World champion Peter Sagan (Bora-Hansgrohe) says that disc brake use needs to be all or nothing in cycling, not just a handful using them as it has been so far this 2017 season.

>>> Industry body reports find no evidence of disc brakes causing injuries in crashes

Sagan, who races on the gravel roads of Strade Bianche on Saturday, faced the question following a recent incident in the Abu Dhabi Tour.

Team Sky’s Owain Doull claimed that in a crash with Marcel Kittel (Quick-Step Floors), a disc brake slashed his shoe and foot.

“I don’t think I’m using them tomorrow,” Sagan said.

“Why not? If we use them, the entire group needs to use them, not just one person.”

The riders’ union, CPA, is pushing with renewed intensity for the UCI to prohibit disc brake use after Doull’s crash.

It took a vote: 40% asked to prohibit their use, 40 per cent – including Kittel – favours prohibiting them until better safety measures are in place and only 16 per cent want to continue with the current rules.

An incident last year with Francisco Ventoso in Paris-Roubaix forced the UCI to stop disc brake use. The governing body allowed their return this season with changes to make the rotor safer.

“Safety concern? No. No,” Sagan said of his reasoning. “By now, safety is not even a concern in cycling!”


Watch: What do the pros really think of disc brakes?


Sagan’s Bora team uses Specialized bikes like team Quick-Step Floors.

Tom Boonen, racing for Quick-Step, became the first professional to win a race with disc brakes in the Tour de San Juan in January. Kittel also won with them in the Dubai Tour.

Sagan spoke in a pre-Strade Bianche press conference with the women’s world champion Amalie Dideriksen (Boels – Dolmans).

“It’s not Formula One if everyone has a 800 horsepower motor and one arrives with a 2000 horse power motor and uses that,” he said. “You need to create a rule that’s valid for everyone and see that it’s applied.”

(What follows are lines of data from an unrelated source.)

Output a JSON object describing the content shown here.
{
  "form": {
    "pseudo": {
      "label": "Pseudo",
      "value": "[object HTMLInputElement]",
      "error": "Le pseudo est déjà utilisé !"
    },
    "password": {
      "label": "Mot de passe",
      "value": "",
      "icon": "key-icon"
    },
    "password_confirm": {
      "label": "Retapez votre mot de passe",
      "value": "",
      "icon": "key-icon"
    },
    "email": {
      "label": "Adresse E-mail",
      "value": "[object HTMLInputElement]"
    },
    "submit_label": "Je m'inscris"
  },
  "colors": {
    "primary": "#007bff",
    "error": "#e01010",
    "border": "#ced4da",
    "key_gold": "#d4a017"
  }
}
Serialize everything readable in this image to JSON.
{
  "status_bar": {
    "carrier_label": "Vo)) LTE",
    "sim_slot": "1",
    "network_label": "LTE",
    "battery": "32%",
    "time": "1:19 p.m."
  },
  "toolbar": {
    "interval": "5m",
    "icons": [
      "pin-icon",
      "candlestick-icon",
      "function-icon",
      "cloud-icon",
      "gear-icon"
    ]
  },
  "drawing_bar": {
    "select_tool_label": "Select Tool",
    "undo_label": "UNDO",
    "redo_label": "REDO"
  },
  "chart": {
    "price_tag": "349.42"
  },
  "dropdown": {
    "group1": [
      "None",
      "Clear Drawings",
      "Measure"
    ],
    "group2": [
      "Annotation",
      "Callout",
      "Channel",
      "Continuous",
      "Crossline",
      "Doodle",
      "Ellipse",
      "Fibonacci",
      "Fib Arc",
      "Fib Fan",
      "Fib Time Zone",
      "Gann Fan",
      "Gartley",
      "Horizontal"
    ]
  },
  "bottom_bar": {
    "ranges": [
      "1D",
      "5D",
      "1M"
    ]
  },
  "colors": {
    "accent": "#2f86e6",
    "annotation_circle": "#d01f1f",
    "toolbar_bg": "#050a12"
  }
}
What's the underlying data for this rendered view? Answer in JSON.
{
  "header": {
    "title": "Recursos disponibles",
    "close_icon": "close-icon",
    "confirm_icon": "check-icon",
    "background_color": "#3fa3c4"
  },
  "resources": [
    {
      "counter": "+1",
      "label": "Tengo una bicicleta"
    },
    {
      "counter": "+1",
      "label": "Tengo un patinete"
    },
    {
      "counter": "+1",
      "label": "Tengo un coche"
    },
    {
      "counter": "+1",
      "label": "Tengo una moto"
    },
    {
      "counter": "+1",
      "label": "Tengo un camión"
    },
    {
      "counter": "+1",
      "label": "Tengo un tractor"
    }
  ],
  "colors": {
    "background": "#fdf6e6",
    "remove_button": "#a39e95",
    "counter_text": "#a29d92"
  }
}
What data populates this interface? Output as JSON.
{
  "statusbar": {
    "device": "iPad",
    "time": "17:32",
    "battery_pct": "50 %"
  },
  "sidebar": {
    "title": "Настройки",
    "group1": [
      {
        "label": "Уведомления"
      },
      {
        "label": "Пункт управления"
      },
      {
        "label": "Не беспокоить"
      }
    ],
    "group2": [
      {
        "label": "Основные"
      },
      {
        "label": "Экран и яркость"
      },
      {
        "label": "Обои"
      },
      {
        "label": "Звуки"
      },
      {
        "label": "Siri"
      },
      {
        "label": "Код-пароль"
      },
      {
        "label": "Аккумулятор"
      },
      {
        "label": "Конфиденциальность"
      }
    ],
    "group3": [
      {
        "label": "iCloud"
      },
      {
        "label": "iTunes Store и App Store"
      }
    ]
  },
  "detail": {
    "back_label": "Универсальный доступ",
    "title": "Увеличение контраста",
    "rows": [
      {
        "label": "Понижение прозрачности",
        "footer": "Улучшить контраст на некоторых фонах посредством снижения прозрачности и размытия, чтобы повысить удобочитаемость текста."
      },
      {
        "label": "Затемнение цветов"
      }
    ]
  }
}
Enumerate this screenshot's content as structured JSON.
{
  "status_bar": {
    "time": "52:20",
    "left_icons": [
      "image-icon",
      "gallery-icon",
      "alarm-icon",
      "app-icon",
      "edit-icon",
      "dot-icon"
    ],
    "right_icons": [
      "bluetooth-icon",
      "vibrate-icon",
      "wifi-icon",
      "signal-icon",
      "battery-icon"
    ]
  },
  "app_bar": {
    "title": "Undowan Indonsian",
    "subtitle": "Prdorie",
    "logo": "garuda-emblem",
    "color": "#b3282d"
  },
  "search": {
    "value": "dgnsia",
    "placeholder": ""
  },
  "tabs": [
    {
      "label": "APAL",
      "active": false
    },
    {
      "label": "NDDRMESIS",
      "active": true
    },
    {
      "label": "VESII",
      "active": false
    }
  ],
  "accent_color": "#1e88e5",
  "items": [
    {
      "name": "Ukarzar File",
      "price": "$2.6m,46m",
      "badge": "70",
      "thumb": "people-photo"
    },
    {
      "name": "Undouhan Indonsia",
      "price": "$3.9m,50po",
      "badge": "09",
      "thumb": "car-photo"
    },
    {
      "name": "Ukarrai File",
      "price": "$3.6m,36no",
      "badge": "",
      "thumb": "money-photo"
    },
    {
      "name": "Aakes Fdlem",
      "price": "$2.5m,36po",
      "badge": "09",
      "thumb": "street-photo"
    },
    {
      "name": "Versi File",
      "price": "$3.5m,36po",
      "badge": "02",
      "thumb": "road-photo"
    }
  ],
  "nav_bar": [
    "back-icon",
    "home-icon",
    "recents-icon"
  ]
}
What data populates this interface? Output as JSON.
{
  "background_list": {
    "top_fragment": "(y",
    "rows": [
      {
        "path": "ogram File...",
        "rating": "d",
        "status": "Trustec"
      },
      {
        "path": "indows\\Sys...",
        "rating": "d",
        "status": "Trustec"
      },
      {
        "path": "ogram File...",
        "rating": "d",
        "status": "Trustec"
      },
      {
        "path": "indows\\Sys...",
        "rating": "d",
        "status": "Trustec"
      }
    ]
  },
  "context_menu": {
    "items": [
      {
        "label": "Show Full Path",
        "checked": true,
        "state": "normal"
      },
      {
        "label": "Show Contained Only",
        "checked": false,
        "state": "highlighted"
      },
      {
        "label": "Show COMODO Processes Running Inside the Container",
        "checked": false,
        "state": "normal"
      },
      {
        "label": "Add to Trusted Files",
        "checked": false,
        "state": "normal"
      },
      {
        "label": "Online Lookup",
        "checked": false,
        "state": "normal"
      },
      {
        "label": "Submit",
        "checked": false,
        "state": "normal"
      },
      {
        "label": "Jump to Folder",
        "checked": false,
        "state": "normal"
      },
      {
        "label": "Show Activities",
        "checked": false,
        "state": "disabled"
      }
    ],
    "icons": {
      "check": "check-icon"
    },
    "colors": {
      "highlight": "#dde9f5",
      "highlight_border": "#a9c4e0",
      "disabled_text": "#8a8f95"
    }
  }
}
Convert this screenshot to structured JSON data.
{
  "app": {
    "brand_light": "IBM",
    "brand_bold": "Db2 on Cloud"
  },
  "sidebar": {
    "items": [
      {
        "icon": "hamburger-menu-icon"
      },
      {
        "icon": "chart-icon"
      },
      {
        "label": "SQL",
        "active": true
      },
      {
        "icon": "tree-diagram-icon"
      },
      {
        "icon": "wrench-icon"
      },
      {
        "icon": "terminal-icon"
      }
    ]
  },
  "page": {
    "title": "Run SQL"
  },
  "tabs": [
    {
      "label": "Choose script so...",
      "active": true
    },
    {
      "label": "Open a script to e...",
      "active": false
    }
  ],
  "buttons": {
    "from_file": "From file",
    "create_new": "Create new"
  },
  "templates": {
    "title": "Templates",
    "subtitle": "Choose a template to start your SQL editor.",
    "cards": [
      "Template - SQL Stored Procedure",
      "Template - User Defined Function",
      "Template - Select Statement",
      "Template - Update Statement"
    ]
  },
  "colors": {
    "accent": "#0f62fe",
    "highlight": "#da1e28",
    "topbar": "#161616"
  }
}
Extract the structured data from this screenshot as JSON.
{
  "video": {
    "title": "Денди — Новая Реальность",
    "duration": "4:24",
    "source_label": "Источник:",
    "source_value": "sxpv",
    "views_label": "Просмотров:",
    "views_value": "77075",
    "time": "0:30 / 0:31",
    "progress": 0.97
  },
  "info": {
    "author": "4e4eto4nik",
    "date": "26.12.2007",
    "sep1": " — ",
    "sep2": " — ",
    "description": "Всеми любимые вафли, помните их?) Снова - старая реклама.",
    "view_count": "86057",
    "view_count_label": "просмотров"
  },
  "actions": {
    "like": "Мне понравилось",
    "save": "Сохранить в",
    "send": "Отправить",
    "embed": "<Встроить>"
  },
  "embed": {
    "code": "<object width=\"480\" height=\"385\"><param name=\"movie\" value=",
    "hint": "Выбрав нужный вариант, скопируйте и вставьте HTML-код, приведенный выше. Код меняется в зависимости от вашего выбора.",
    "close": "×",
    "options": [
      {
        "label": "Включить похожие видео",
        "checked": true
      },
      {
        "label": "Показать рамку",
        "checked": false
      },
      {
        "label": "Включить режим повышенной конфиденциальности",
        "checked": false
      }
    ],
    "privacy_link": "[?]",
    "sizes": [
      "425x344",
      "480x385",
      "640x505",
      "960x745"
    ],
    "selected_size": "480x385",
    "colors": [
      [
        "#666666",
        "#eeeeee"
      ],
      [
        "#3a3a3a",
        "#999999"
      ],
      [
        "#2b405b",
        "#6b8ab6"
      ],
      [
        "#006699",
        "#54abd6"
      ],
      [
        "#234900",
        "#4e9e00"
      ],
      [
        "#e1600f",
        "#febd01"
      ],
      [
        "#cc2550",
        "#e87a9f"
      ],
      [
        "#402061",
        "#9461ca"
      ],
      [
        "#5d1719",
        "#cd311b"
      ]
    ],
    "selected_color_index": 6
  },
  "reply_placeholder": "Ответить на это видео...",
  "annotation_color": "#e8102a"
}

The Strade Bianche covers 175 kilometres in Siena’s surrounding hills.

61.9 of those kilometres run over undulating white gravel roads, which would be ideal for disc brakes, especially given the rain forecasted, if they did not have the related safety concerns.

Riders fear that if 200 cyclists are using bikes with hot spinning rotors then someone could be seriously injured in a crash.

It is unclear if someone besides Sagan will use disc brakes in the race. Sagan said that his Bora team-mates will not.

“If someone uses a disc brake bike tomorrow in the race? That’s his decision.”